Robert W. Sebesta. Concepts of Programming Languages (Fourth Edition), Addison-Wesley,
1999, ISBN 0-201-38596-1.
The following are only examples. You can find the information you need in other places,
including the World Wide Web.
- E. Siever, S. Spainhour and N. Patwardhan, Perl in a Nutshell,
- R.L. Schwartz and T. Christiansen, Learning Perl (2nd Edition),
- K. Arnold and J. Gosling, The Java Programming Language (2nd Edition),
Reiner's helpful home page
Your grade will be determined as follows:
- There will be no makeup mid-terms; students with valid written medical
excuses will have their other mid-term and exam weighted appropriately to make up the

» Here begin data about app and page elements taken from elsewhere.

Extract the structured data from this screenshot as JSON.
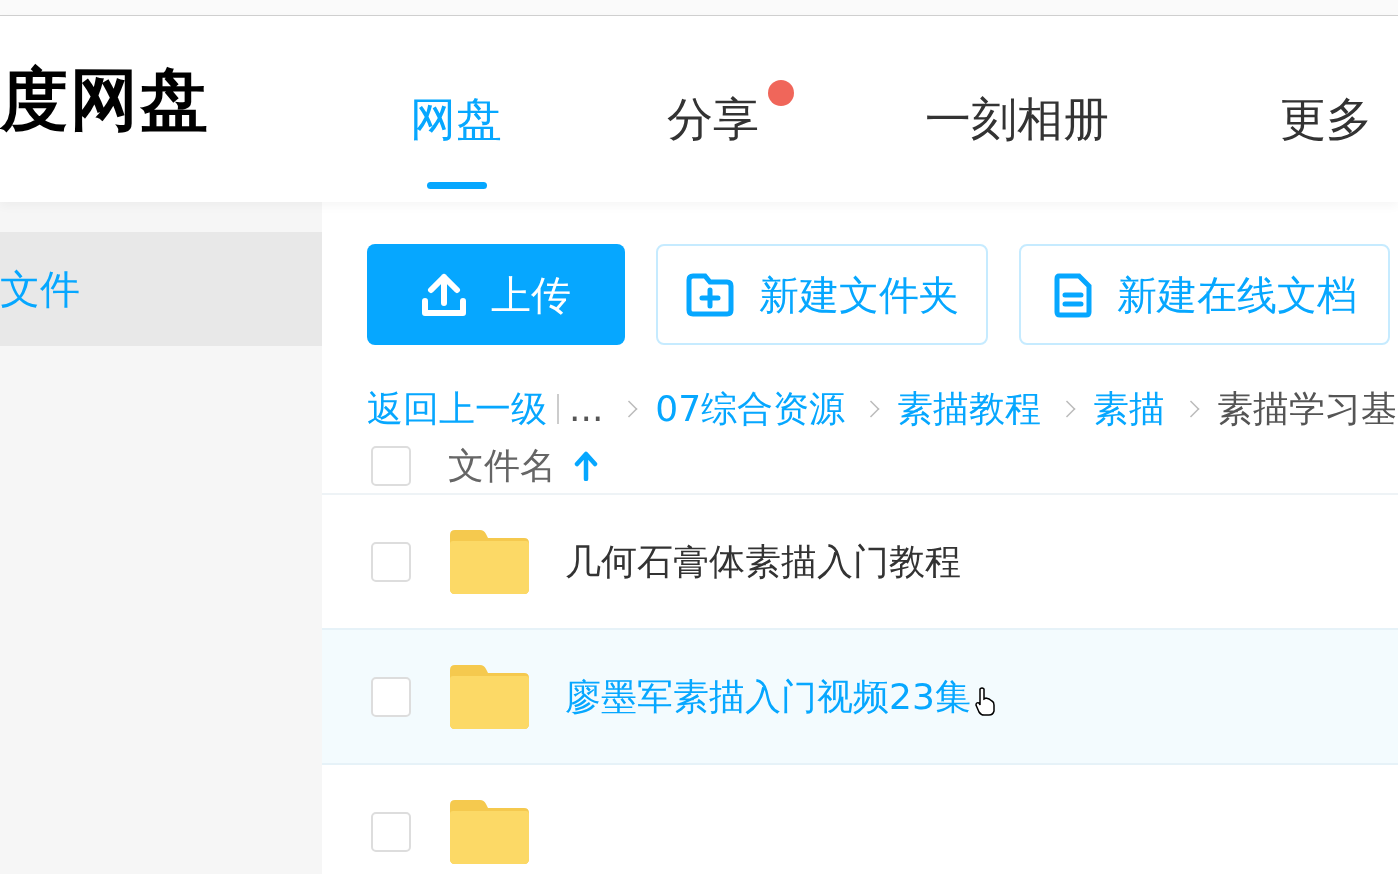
{
  "logo": "度网盘",
  "nav_tabs": [
    {
      "label": "网盘",
      "selected": true,
      "badge": false
    },
    {
      "label": "分享",
      "selected": false,
      "badge": true
    },
    {
      "label": "一刻相册",
      "selected": false,
      "badge": false
    },
    {
      "label": "更多",
      "selected": false,
      "badge": false
    }
  ],
  "sidebar": {
    "items": [
      {
        "label": "文件",
        "selected": true
      }
    ]
  },
  "toolbar": {
    "buttons": [
      {
        "kind": "upload",
        "label": "上传"
      },
      {
        "kind": "new-folder",
        "label": "新建文件夹"
      },
      {
        "kind": "new-doc",
        "label": "新建在线文档"
      }
    ]
  },
  "breadcrumb": {
    "back": "返回上一级",
    "ellipsis": "...",
    "path": [
      {
        "label": "07综合资源",
        "current": false
      },
      {
        "label": "素描教程",
        "current": false
      },
      {
        "label": "素描",
        "current": false
      },
      {
        "label": "素描学习基",
        "current": true
      }
    ]
  },
  "table": {
    "header": {
      "label": "文件名",
      "checked": false
    },
    "rows": [
      {
        "kind": "folder",
        "name": "几何石膏体素描入门教程",
        "hovered": false,
        "checked": false
      },
      {
        "kind": "folder",
        "name": "廖墨军素描入门视频23集",
        "hovered": true,
        "checked": false
      },
      {
        "kind": "folder",
        "hovered": false,
        "checked": false
      }
    ]
  }
}
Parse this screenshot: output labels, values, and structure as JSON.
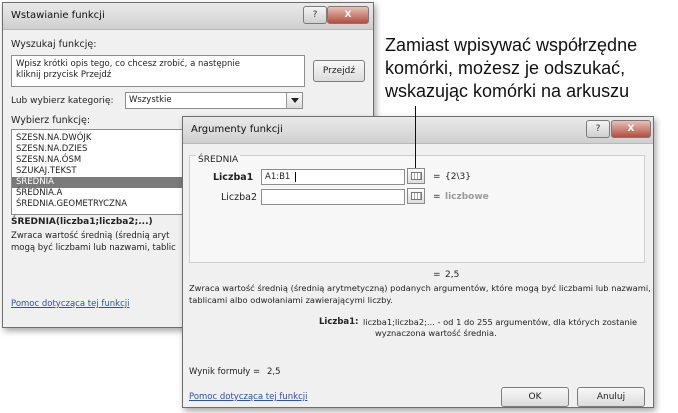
{
  "insert_dialog": {
    "title": "Wstawianie funkcji",
    "help_btn": "?",
    "close_btn": "X",
    "search_label": "Wyszukaj funkcję:",
    "search_text": "Wpisz krótki opis tego, co chcesz zrobić, a następnie kliknij przycisk Przejdź",
    "go_button": "Przejdź",
    "category_label": "Lub wybierz kategorię:",
    "category_value": "Wszystkie",
    "select_label": "Wybierz funkcję:",
    "functions": [
      "SZESN.NA.DWÓJK",
      "SZESN.NA.DZIES",
      "SZESN.NA.ÓSM",
      "SZUKAJ.TEKST",
      "ŚREDNIA",
      "ŚREDNIA.A",
      "ŚREDNIA.GEOMETRYCZNA"
    ],
    "selected_index": 4,
    "signature": "ŚREDNIA(liczba1;liczba2;...)",
    "description_line1": "Zwraca wartość średnią (średnią aryt",
    "description_line2": "mogą być liczbami lub nazwami, tablic",
    "help_link": "Pomoc dotycząca tej funkcji"
  },
  "callout": {
    "lines": [
      "Zamiast wpisywać współrzędne",
      "komórki, możesz je odszukać,",
      "wskazując komórki na arkuszu"
    ]
  },
  "args_dialog": {
    "title": "Argumenty funkcji",
    "help_btn": "?",
    "close_btn": "X",
    "group_label": "ŚREDNIA",
    "arg1_label": "Liczba1",
    "arg1_value": "A1:B1",
    "arg1_result": "{2\\3}",
    "arg2_label": "Liczba2",
    "arg2_value": "",
    "arg2_result": "liczbowe",
    "equals": "=",
    "total_result": "2,5",
    "description": "Zwraca wartość średnią (średnią arytmetyczną) podanych argumentów, które mogą być liczbami lub nazwami, tablicami albo odwołaniami zawierającymi liczby.",
    "desc_line1": "Zwraca wartość średnią (średnią arytmetyczną) podanych argumentów, które mogą być liczbami lub nazwami,",
    "desc_line2": "tablicami albo odwołaniami zawierającymi liczby.",
    "arg_help_label": "Liczba1:",
    "arg_help_line1": "liczba1;liczba2;... - od 1 do 255 argumentów, dla których zostanie",
    "arg_help_line2": "wyznaczona wartość średnia.",
    "formula_result_label": "Wynik formuły =",
    "formula_result_value": "2,5",
    "help_link": "Pomoc dotycząca tej funkcji",
    "ok_button": "OK",
    "cancel_button": "Anuluj"
  }
}
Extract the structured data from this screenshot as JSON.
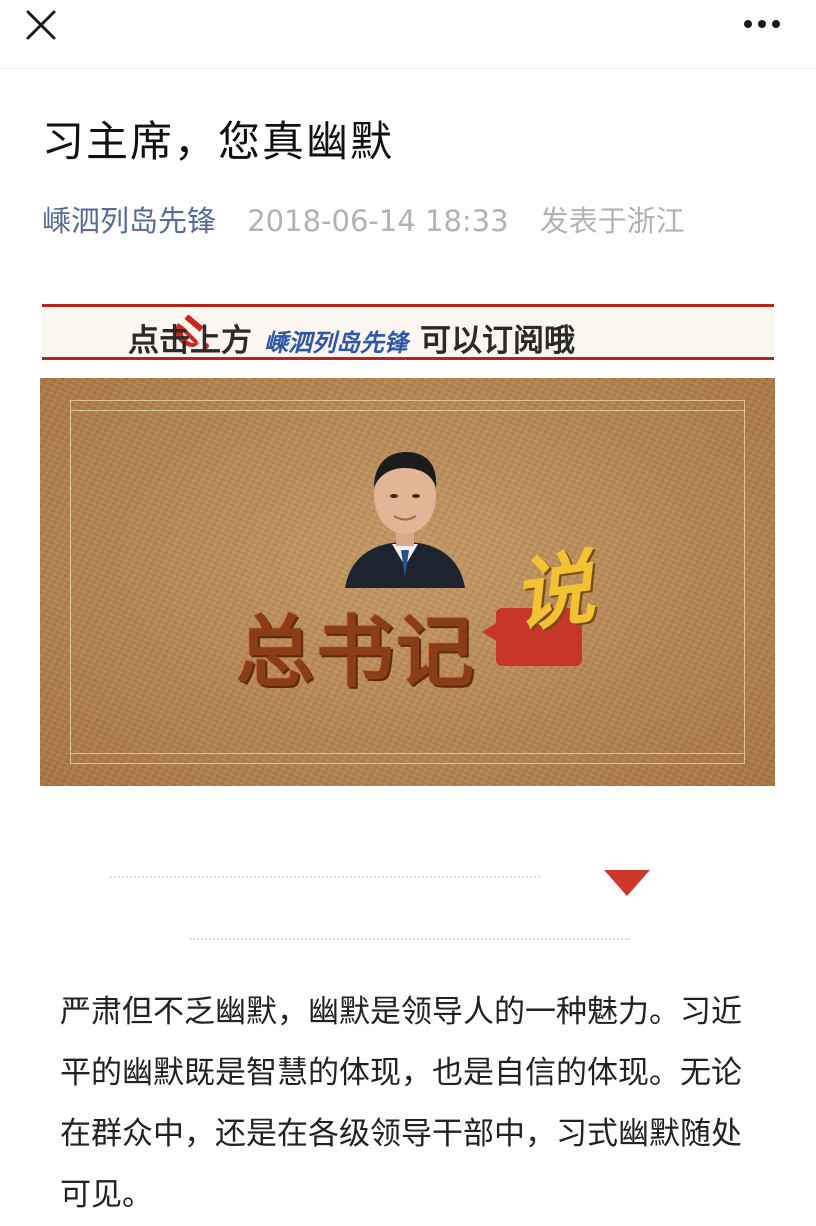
{
  "header": {
    "close_icon": "close-icon",
    "more_icon": "more-dots-icon"
  },
  "article": {
    "title": "习主席，您真幽默",
    "author": "嵊泗列岛先锋",
    "date": "2018-06-14 18:33",
    "location": "发表于浙江"
  },
  "banner": {
    "prefix": "点击上方",
    "brand": "嵊泗列岛先锋",
    "suffix": "可以订阅哦",
    "emblem_icon": "hammer-sickle-icon"
  },
  "hero": {
    "title": "总书记",
    "accent": "说"
  },
  "divider": {
    "triangle_icon": "down-triangle-icon",
    "accent_color": "#d0372b"
  },
  "body": {
    "paragraph": "严肃但不乏幽默，幽默是领导人的一种魅力。习近平的幽默既是智慧的体现，也是自信的体现。无论在群众中，还是在各级领导干部中，习式幽默随处可见。"
  },
  "colors": {
    "link": "#576b95",
    "muted": "#b2b2b2",
    "banner_red": "#b3261e",
    "hero_bg": "#bb8a56"
  }
}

difference. Students who miss exams without a written medical excuse receive a grade of
- Projects should be submitted by 6:00 pm on the day they are due. Projects
submitted after 6:00 pm receive a zero.
- Project grades consist of 50% for correct execution on standard, publicly
available data, 50% for correct execution on data that will be unavailable to the
- You must submit working copies of all projects by the last day of
classes in order to pass the course.
Working is defined as getting a 90/100 or better on a
project. A resubmission must get at least 90/100 to be considered working.
- All submissions of assignments will be via an online submit
program, which will be described by the TAs. Posted deadlines for program submission are sharp;
standard Unix time of submission is used.
I recommend submitting early and often; only the last submitted version
of your program will be remembered.
- You may use any computing equipment you wish (such as your home computer)
to develop your programs. However, this is "at your own risk". Your programming
assignments must be electronically submitted from the account provided to you for this
class, and will be graded based on how they run on standard Unix machines. If you make use
of a language extension supported on your machine but not under Unix, or if your
programming environment doesn't support standard language features supported under Unix,
you will run into problems. No alterations to conditions of the assignment will be made to
accommodate peculiarities of your other computing resources.
Intellectual Integrity, Academic Honesty, and Cheating
- The college policy on academic dishonesty is strictly followed.
All graded materials (whether exams or programming assignments) must be strictly
- We expect you to follow all AITS guidelines for responsible machine
- Dr. Sussman is the information owner for all AITS
accounts in this class, and all files in those accounts may be inspected by him at any
- Allowing another student to examine a listing of your program or
examining the listing of another student's program, for any reason, is strictly
- You may discuss only the following with other students:
The program statement (e.g., What size inputs did Sussman say we had to
Syntax errors and features of programming languages (e.g., How do I declare a
file?' or Do I need to terminate the last line in a procedure with a
- Logging onto another student's account, for any reason, is cheating.
- Discussion of solutions to a programming assignment must be limited to a
discussion of what was discussed in class, in handouts or in the book. You may not
otherwise discuss algorithms to be used to solve programming assignments (e.g., you should
not ask or answer Should I use linked lists to store the input lines?) except
to discuss what was said in class about the issue.
- Attempting to falsely represent the correctness of your program, or to
delay other members of the class from completing a programming assignment, is cheating.
- The standard penalty for any cheating is to receive a grade of
XF in the course. This grade denotes failure due to academic dishonesty, and your
transcript will be so annotated.
- You are discouraged, in the strongest possible terms, from making a habit
of getting together with another student while you work on a programming project with the
idea that you will limit yourselves to discussion of problems such as syntax errors only.
There are too many temptations, and if by chance your programs wind up being very similar,
you will find it difficult to make a convincing argument that you limited yourselves to
allowable discussions of the project.